Recorded data
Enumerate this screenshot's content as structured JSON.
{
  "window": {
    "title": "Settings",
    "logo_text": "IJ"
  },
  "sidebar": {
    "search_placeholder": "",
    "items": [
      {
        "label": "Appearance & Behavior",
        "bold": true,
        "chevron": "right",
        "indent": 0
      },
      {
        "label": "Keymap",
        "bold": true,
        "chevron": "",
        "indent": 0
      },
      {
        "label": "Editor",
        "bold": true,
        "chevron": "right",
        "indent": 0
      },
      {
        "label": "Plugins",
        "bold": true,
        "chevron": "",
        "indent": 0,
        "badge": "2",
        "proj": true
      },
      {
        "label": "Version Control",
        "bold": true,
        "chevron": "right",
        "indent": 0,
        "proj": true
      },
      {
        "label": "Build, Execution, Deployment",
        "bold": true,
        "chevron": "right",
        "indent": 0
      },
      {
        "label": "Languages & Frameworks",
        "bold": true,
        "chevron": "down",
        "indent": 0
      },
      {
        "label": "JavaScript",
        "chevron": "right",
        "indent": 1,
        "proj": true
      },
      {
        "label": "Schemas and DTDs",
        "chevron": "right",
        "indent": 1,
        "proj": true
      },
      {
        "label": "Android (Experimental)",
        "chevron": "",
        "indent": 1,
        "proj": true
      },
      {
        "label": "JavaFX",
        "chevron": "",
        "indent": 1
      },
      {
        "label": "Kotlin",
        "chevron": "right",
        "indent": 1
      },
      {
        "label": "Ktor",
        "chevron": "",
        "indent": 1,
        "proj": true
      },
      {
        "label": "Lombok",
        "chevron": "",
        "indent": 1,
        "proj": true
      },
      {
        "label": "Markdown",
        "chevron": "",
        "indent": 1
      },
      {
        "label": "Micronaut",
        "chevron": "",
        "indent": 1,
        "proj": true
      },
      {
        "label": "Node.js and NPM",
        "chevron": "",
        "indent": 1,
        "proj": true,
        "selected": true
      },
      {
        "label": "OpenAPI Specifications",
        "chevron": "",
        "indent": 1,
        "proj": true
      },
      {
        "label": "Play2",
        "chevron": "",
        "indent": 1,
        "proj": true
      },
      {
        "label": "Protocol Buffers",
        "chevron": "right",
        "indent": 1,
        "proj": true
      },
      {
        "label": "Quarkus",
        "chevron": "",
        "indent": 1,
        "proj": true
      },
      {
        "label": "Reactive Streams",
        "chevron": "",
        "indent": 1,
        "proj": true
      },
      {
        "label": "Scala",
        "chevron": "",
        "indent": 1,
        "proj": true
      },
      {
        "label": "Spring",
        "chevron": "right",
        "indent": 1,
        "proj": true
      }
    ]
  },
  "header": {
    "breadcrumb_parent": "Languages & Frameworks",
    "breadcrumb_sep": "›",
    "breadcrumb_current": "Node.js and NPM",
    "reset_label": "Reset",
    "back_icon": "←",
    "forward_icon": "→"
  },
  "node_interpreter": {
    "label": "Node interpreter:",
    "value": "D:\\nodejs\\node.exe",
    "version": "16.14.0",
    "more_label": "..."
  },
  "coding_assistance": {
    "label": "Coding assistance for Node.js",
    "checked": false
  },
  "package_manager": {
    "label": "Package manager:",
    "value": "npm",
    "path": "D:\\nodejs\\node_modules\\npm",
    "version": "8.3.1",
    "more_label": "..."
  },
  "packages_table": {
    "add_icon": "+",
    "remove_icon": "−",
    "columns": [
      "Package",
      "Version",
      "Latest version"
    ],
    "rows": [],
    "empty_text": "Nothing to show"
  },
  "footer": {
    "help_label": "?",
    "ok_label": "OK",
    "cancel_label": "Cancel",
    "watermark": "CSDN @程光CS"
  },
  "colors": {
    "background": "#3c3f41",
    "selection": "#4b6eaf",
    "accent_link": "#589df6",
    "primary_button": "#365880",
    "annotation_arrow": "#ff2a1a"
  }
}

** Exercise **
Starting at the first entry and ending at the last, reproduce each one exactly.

** Response to this task **
Enumerate this screenshot's content as structured JSON.
{
  "window": {
    "title": "Settings",
    "logo_text": "IJ"
  },
  "sidebar": {
    "search_placeholder": "",
    "items": [
      {
        "label": "Appearance & Behavior",
        "bold": true,
        "chevron": "right",
        "indent": 0
      },
      {
        "label": "Keymap",
        "bold": true,
        "chevron": "",
        "indent": 0
      },
      {
        "label": "Editor",
        "bold": true,
        "chevron": "right",
        "indent": 0
      },
      {
        "label": "Plugins",
        "bold": true,
        "chevron": "",
        "indent": 0,
        "badge": "2",
        "proj": true
      },
      {
        "label": "Version Control",
        "bold": true,
        "chevron": "right",
        "indent": 0,
        "proj": true
      },
      {
        "label": "Build, Execution, Deployment",
        "bold": true,
        "chevron": "right",
        "indent": 0
      },
      {
        "label": "Languages & Frameworks",
        "bold": true,
        "chevron": "down",
        "indent": 0
      },
      {
        "label": "JavaScript",
        "chevron": "right",
        "indent": 1,
        "proj": true
      },
      {
        "label": "Schemas and DTDs",
        "chevron": "right",
        "indent": 1,
        "proj": true
      },
      {
        "label": "Android (Experimental)",
        "chevron": "",
        "indent": 1,
        "proj": true
      },
      {
        "label": "JavaFX",
        "chevron": "",
        "indent": 1
      },
      {
        "label": "Kotlin",
        "chevron": "right",
        "indent": 1
      },
      {
        "label": "Ktor",
        "chevron": "",
        "indent": 1,
        "proj": true
      },
      {
        "label": "Lombok",
        "chevron": "",
        "indent": 1,
        "proj": true
      },
      {
        "label": "Markdown",
        "chevron": "",
        "indent": 1
      },
      {
        "label": "Micronaut",
        "chevron": "",
        "indent": 1,
        "proj": true
      },
      {
        "label": "Node.js and NPM",
        "chevron": "",
        "indent": 1,
        "proj": true,
        "selected": true
      },
      {
        "label": "OpenAPI Specifications",
        "chevron": "",
        "indent": 1,
        "proj": true
      },
      {
        "label": "Play2",
        "chevron": "",
        "indent": 1,
        "proj": true
      },
      {
        "label": "Protocol Buffers",
        "chevron": "right",
        "indent": 1,
        "proj": true
      },
      {
        "label": "Quarkus",
        "chevron": "",
        "indent": 1,
        "proj": true
      },
      {
        "label": "Reactive Streams",
        "chevron": "",
        "indent": 1,
        "proj": true
      },
      {
        "label": "Scala",
        "chevron": "",
        "indent": 1,
        "proj": true
      },
      {
        "label": "Spring",
        "chevron": "right",
        "indent": 1,
        "proj": true
      }
    ]
  },
  "header": {
    "breadcrumb_parent": "Languages & Frameworks",
    "breadcrumb_sep": "›",
    "breadcrumb_current": "Node.js and NPM",
    "reset_label": "Reset",
    "back_icon": "←",
    "forward_icon": "→"
  },
  "node_interpreter": {
    "label": "Node interpreter:",
    "value": "D:\\nodejs\\node.exe",
    "version": "16.14.0",
    "more_label": "..."
  },
  "coding_assistance": {
    "label": "Coding assistance for Node.js",
    "checked": false
  },
  "package_manager": {
    "label": "Package manager:",
    "value": "npm",
    "path": "D:\\nodejs\\node_modules\\npm",
    "version": "8.3.1",
    "more_label": "..."
  },
  "packages_table": {
    "add_icon": "+",
    "remove_icon": "−",
    "columns": [
      "Package",
      "Version",
      "Latest version"
    ],
    "rows": [],
    "empty_text": "Nothing to show"
  },
  "footer": {
    "help_label": "?",
    "ok_label": "OK",
    "cancel_label": "Cancel",
    "watermark": "CSDN @程光CS"
  },
  "colors": {
    "background": "#3c3f41",
    "selection": "#4b6eaf",
    "accent_link": "#589df6",
    "primary_button": "#365880",
    "annotation_arrow": "#ff2a1a"
  }
}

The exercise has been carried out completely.